“Do you guys ever find yourselves bogged down?” he asked. “I just feel no motivation anymore, like everything needs a reason and nobody can be trusted.”
“You’re becoming one of us.” Stevie said. “You kind of get used to it after a while, but you also never do.”
“That is the motivation,” Phil said in his best impression of himself, “To find the motivation to keep going.”
They talked about Stevie’s chances at getting back into the frontline of the police force and his plans to use his psychology background to help traumatised officers. Phil explained his ambition to overturn the media landscape, but he admitted that it was sucking the life out of him, he sometimes wished he could be the freeloading stoner of yesteryear.
They relived some of the crazy moments, Phil and Stevie recounting some unbelievable run-ins with Citadel agents.
They paid tribute to those they lost. Mark Tanenworth, Whisky, The Holdsworths, the giant and Boss Citadel.
They even remembered Sam Tank – or Bill Unston – who, in all his evil, still managed to honour the “message stick” legacy of Phil’s blog BullCit by passing on the password after he had called for a mass protest that resulted in thusands of deaths. The website had been updated by over 100 posts all by different people and was regarded as a highlight of internet culture, a living breathing insight into human diversity.
But as Walter walked home in the twilight before 7pm what remembered most was just laughing and enjoying quality time with his friends. He had given them both a hug as they left and even managed a sneaky hug off Meagan after Phil insisted.

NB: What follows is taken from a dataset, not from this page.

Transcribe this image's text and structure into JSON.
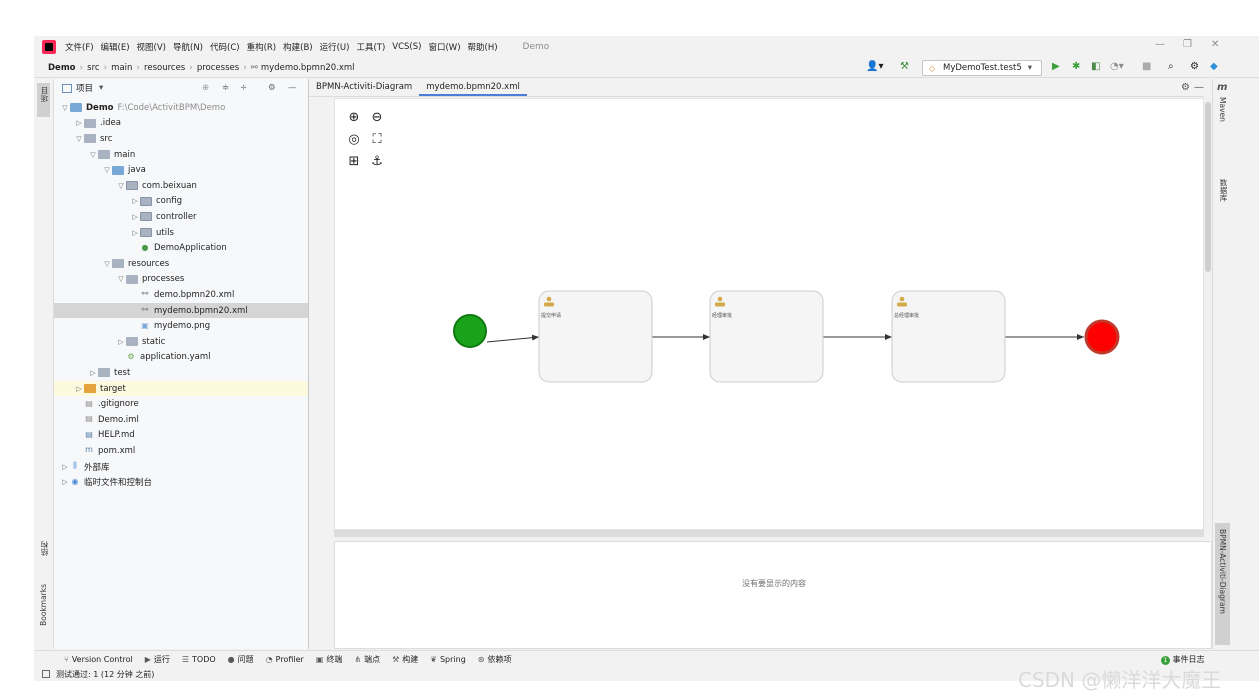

He walked home with his mind buzzing, but with the sensation slowly fading. He had to accept wholeheartedly that he was a changed man forever. He could never articulate his happiness when it existed, and since the day the Towers fell he had spent countless hours trying to find it again. Was he looking for something that could not be found? Maybe Sam had truly broken him but maybe that was for the best. If they ran the machine again he would not win. He would feel sad not just for himself but also for whoever took his throne. It was not an enviable position.
He took a turn at the end of the street, extending his trip home. He had given up the old stud apartment and moved into a fancy place in the fancy part of town but he was amazed that he found no extra enjoyment from being in his new home compared to his old one. Though if he moved back to the stud he imagined he would find it rather unbearable. How silly all this was. Maybe that could be what he should write about in his first blog. Just try it - don’t even tell Phil – just try it and see what happens.
He walked home thinking of the different ways he could present his article and by the time he got home he rushed over to his computer and tried to squeeze it all out. He found it tough to articulate the ideas and he took to scribbling on a piece of paper.
After 30 minutes he had a fairly legible chunk of words. He was proud. He saw the article up on the website and generating unprecedented interest. He imagined five other ideas which would all go the same way. After a month he would have a fanbase, unaware they were reading the work of Walter Wallace. He might even get offered a chance to write on BullCit one day. Maybe he could-
He snapped out of his dream. It had surfaced and enveloped him before he could have known better. He looked back at his page and smiled. It was still just a chunk of words and he was still just Walter Wallace, once the happiest man in the world.